- WHAT YOU NEED TO DO
Check each line of the entries for the string "七孔抗菌款". Report only how many lines have it.

____

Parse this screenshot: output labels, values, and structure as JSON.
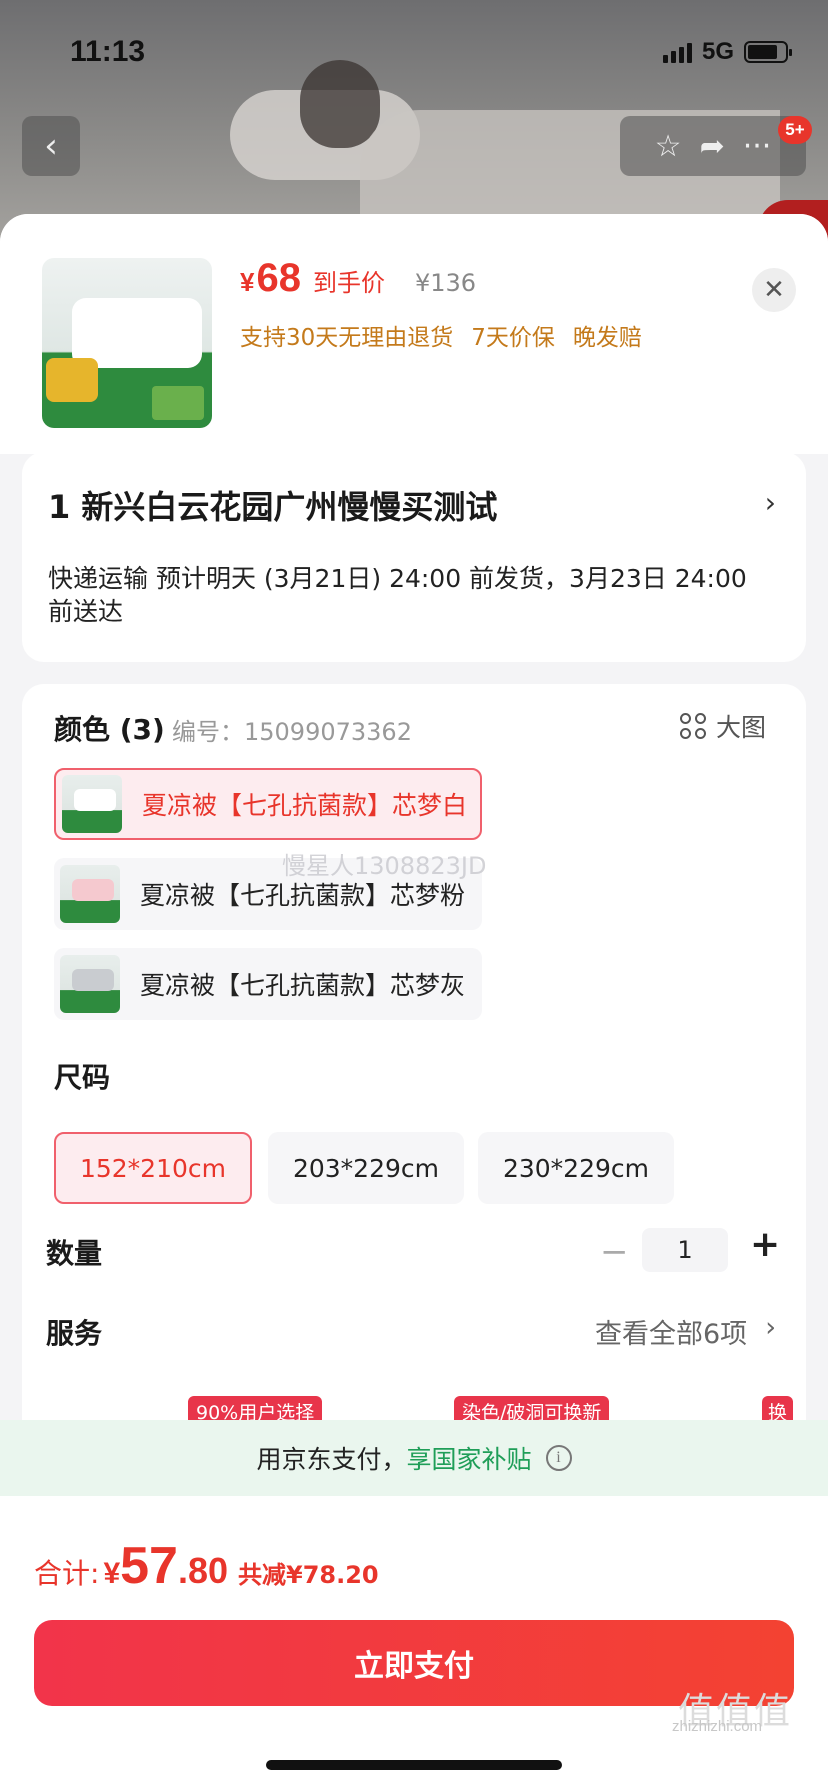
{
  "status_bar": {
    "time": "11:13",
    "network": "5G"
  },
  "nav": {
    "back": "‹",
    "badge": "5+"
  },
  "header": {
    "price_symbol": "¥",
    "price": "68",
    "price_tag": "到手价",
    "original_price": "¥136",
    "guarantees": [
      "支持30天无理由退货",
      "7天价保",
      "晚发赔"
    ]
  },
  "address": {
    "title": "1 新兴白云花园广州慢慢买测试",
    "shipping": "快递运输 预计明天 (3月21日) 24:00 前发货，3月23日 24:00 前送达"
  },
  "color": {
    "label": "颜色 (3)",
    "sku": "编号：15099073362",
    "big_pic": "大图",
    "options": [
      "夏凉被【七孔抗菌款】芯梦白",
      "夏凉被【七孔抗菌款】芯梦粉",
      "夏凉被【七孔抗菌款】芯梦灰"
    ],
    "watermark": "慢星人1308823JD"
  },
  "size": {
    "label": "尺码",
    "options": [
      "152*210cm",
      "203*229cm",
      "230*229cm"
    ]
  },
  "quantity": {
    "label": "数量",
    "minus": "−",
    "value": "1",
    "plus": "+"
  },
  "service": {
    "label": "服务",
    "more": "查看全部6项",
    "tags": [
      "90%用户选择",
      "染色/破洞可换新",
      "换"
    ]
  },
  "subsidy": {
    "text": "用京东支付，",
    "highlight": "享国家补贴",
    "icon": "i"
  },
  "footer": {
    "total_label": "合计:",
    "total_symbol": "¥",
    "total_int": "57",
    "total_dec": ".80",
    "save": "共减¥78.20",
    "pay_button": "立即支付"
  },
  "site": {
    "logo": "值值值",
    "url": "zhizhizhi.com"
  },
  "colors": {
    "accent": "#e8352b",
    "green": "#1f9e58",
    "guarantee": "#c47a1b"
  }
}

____

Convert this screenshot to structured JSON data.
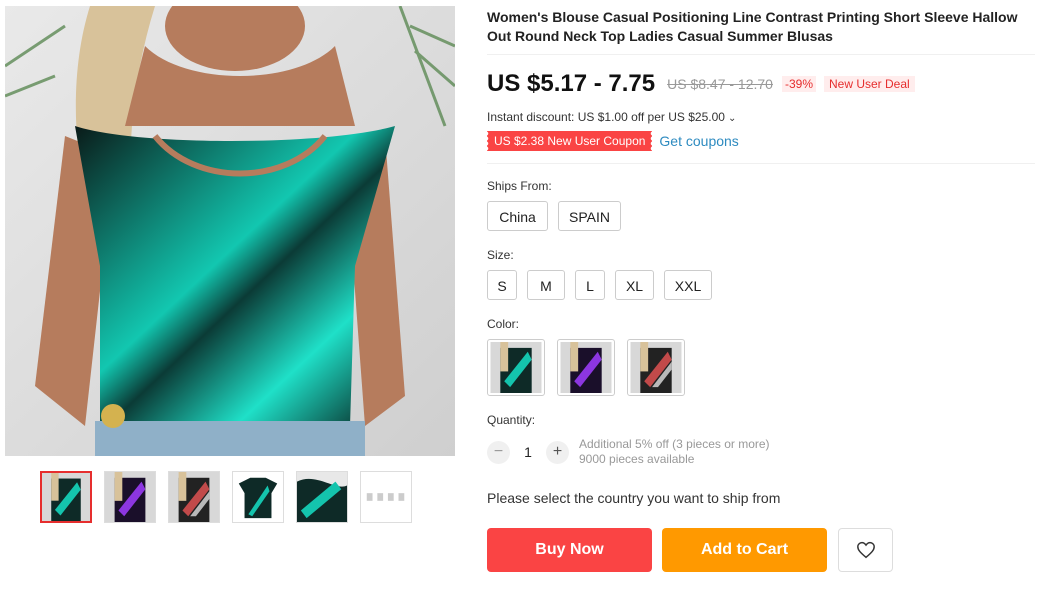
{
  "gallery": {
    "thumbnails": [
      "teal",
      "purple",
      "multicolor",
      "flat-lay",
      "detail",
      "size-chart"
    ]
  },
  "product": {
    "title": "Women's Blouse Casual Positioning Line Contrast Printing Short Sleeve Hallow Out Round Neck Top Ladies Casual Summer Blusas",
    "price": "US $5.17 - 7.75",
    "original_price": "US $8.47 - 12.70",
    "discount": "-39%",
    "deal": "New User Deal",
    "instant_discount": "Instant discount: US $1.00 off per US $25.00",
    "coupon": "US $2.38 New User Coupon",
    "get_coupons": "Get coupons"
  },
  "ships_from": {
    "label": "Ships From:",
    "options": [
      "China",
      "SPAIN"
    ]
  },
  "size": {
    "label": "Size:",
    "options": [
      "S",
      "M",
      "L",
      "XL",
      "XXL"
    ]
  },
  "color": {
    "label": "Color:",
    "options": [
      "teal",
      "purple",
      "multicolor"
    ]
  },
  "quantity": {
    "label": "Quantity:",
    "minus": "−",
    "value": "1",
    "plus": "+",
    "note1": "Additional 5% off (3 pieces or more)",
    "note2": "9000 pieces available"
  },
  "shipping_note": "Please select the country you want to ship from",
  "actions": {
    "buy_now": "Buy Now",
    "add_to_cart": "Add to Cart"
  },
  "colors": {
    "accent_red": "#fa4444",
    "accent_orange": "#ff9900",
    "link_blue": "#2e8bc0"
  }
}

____

- RESPONSE
3